SOAS University of London

Department of Politics and International Studies

Frameworks of Political Analysis

Module Code:
15PPOH055
Credits:
15
FHEQ Level:
7
Taught in:
Term 1

The module presents a critical overview of core concepts and debates in comparative politics as well as an introduction into the comparative method. Drawing on comparative politics debate developed in the West, the module primarily focuses on non-Western regions of the world.

Concretely, this course takes a historical and comparative approach across time and space. The purpose of this class is to give students the opportunity to learn a wide range of concepts in comparative politics and to explore them in the context of Asia. 

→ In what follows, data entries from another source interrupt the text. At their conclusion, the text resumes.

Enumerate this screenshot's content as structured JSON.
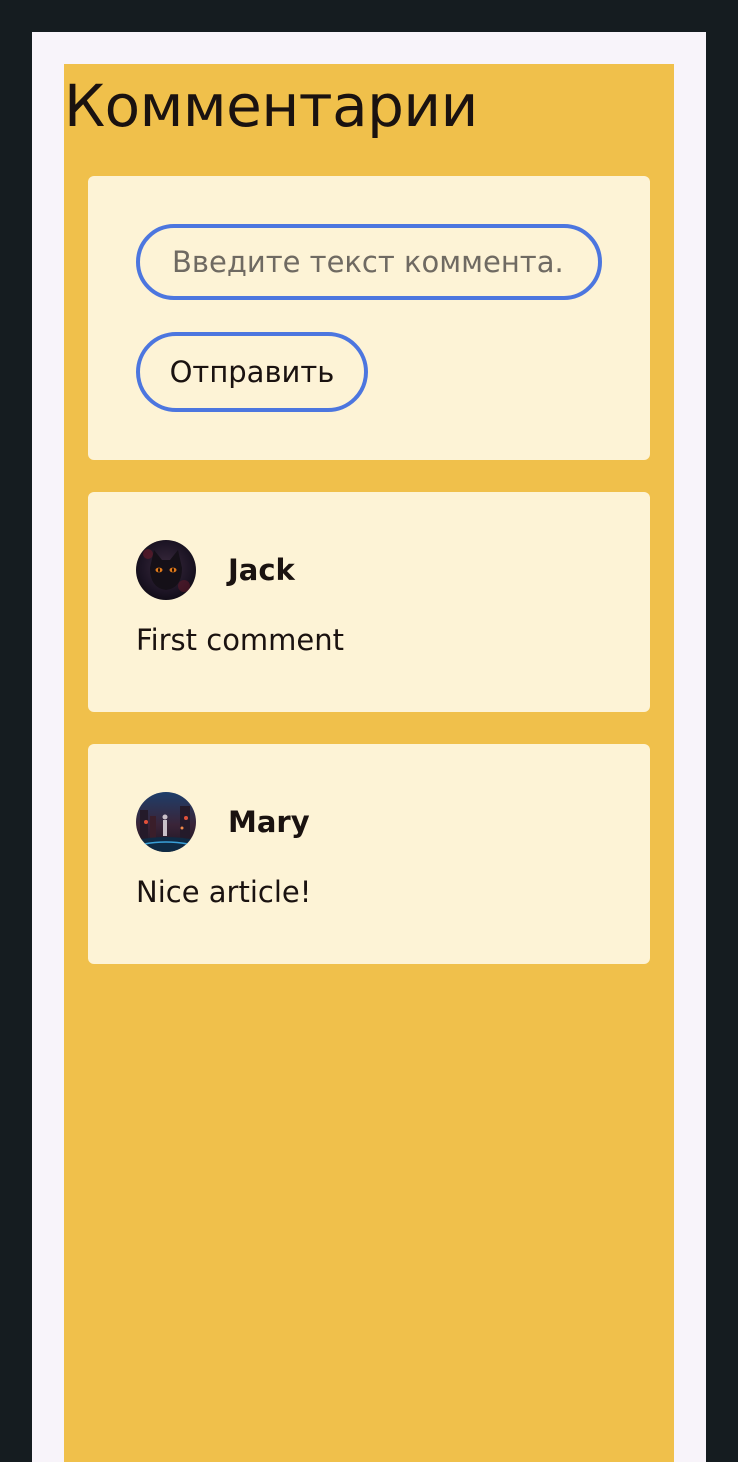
{
  "page": {
    "title": "Комментарии"
  },
  "form": {
    "input_placeholder": "Введите текст коммента...",
    "input_value": "",
    "submit_label": "Отправить"
  },
  "comments": [
    {
      "author": "Jack",
      "text": "First comment",
      "avatar": "black-cat-avatar"
    },
    {
      "author": "Mary",
      "text": "Nice article!",
      "avatar": "night-city-avatar"
    }
  ],
  "colors": {
    "background": "#151c20",
    "frame": "#f8f4fa",
    "page": "#f0c04b",
    "card": "#fdf3d6",
    "accent": "#4c76df",
    "text": "#1a1210"
  }
}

To study such an immense and diverse region poses daunting intellectual challenges: This course seeks to achieve two main objectives: 1) to integrate Asian studies with mainstream broad theoretical themes such as state-building, social movements, political party systems, revolution, democratization, autocracy and rule of law; and 2) to examine the varieties of Asian concepts of political authority, contentious politics and political economy.

Objectives and learning outcomes of the module

On successful completion of this module a student will be able to:

  • Evaluate and ‘test’ a broad range of concepts and theories that arise from both outside and within the regions.
  • Present ideas and explore important concepts in writing and through presentations

Workload

This module will be taught over 10 weeks with:

  • 1 hour lecture per week
  • 1 hour seminar per week

Method of assessment

Assignment 1: Essay 100%

Suggested reading

  • Mark T. Berger, “After the Third World? History, destiny and the fate of Third Worldism,” Third World Quarterly Vol. 25, No. 1 (2004), pp. 9-39.
  • Paul Cammack, Capitalism and democracy in the Third World: The doctrine for political development (Leicester University Press, 1997), pp. 1-62.
  • Frances Hagopian, “Political development, revisited,” Comparative political studies Vol. 33, No. 6-7 (2000), pp. 880-911.
  • Peter A. Hall and Rosemary CR Taylor, "Political Science and the Three New Institutionalisms," Political studies Vol.44, No. 5 (1996), pp. 936-957.
  • Atul Kohli et al, “The Role of Theory in Comparative Politics,” World Politics, Vol. 48, No. 1 (1995), pp. 1-49.

Disclaimer

Important notice regarding changes to programmes and modules